==== Information provided ====

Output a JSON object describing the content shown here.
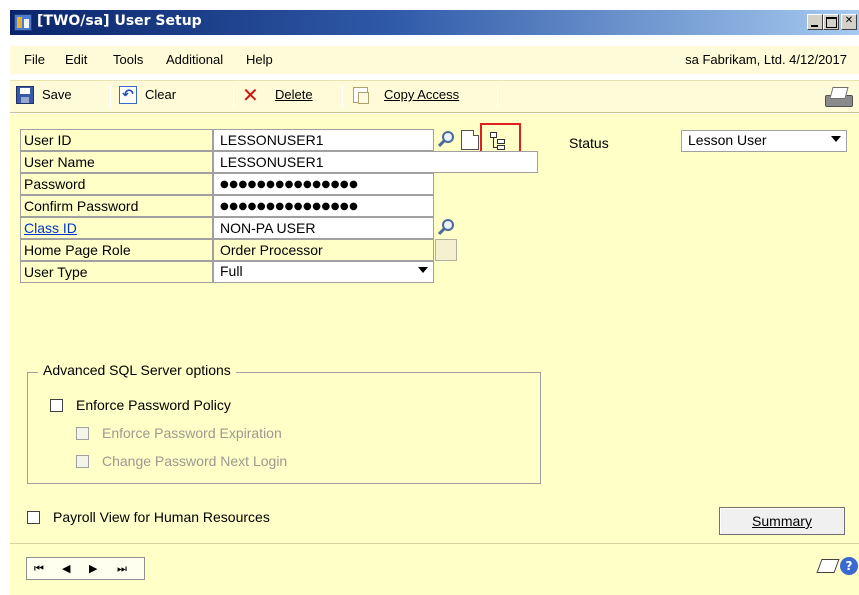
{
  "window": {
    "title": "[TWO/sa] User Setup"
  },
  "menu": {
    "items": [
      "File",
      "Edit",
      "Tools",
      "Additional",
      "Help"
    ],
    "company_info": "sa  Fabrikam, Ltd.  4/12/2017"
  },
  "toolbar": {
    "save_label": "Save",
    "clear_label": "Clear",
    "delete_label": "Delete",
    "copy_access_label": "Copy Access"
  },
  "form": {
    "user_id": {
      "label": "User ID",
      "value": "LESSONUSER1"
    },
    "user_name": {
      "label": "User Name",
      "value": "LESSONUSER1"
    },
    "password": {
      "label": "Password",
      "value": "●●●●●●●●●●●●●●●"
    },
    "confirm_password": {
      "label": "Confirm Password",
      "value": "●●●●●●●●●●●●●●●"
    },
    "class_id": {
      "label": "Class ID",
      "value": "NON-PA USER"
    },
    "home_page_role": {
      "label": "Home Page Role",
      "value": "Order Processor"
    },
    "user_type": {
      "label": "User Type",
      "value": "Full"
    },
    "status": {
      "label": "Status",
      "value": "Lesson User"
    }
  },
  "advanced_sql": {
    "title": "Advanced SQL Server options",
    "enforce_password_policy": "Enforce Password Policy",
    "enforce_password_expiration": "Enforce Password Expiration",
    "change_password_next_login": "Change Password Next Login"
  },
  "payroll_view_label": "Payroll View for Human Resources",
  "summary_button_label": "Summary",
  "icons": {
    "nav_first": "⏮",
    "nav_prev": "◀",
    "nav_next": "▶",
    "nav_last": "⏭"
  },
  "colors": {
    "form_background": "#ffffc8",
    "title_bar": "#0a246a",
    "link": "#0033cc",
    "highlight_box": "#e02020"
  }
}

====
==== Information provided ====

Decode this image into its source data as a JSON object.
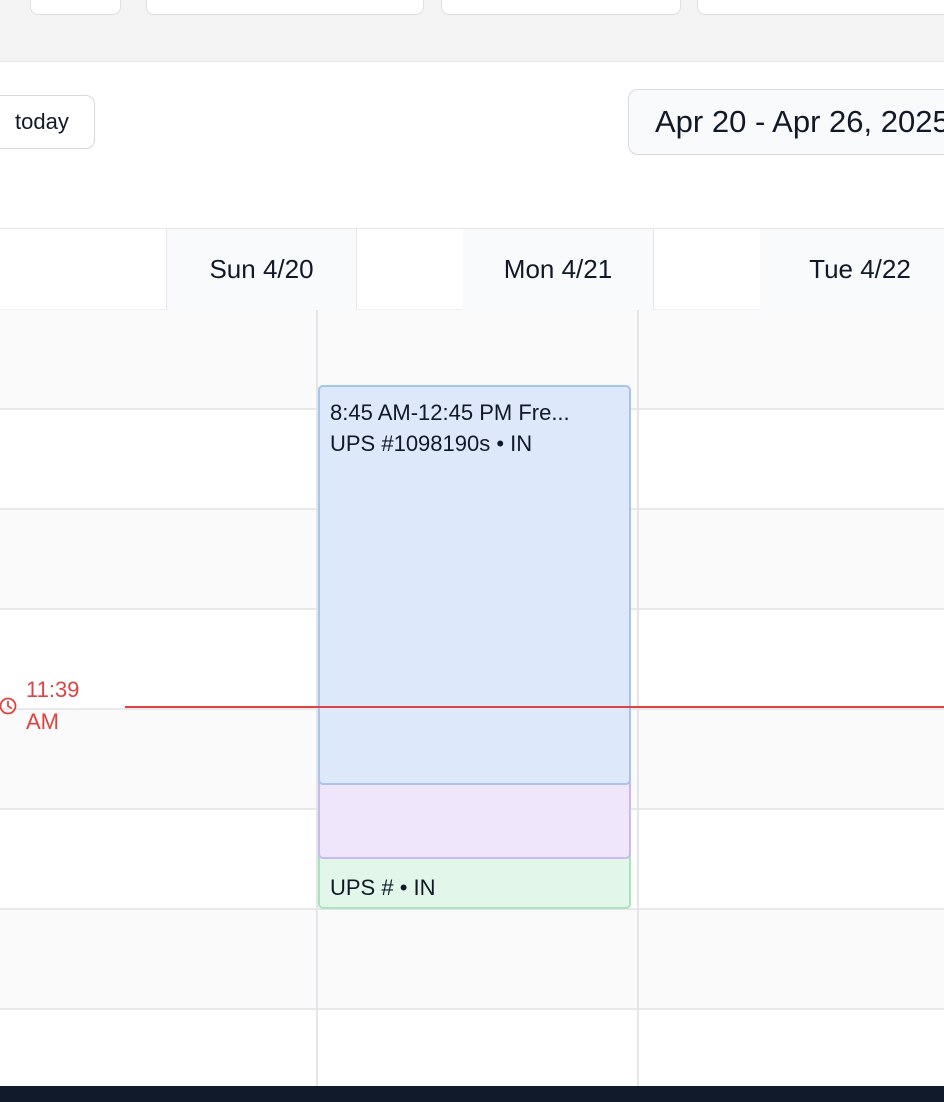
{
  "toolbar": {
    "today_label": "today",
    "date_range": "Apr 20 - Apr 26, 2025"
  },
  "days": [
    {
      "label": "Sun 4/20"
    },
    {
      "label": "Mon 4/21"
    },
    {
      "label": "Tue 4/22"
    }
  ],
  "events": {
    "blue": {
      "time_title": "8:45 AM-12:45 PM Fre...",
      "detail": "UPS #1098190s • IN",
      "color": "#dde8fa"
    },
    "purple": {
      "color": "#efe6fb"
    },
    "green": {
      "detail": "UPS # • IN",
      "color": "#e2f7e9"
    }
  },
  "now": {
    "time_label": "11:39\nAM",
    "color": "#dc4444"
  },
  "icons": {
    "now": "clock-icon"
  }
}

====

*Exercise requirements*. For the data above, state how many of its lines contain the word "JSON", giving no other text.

*Answer for this exercise*. 2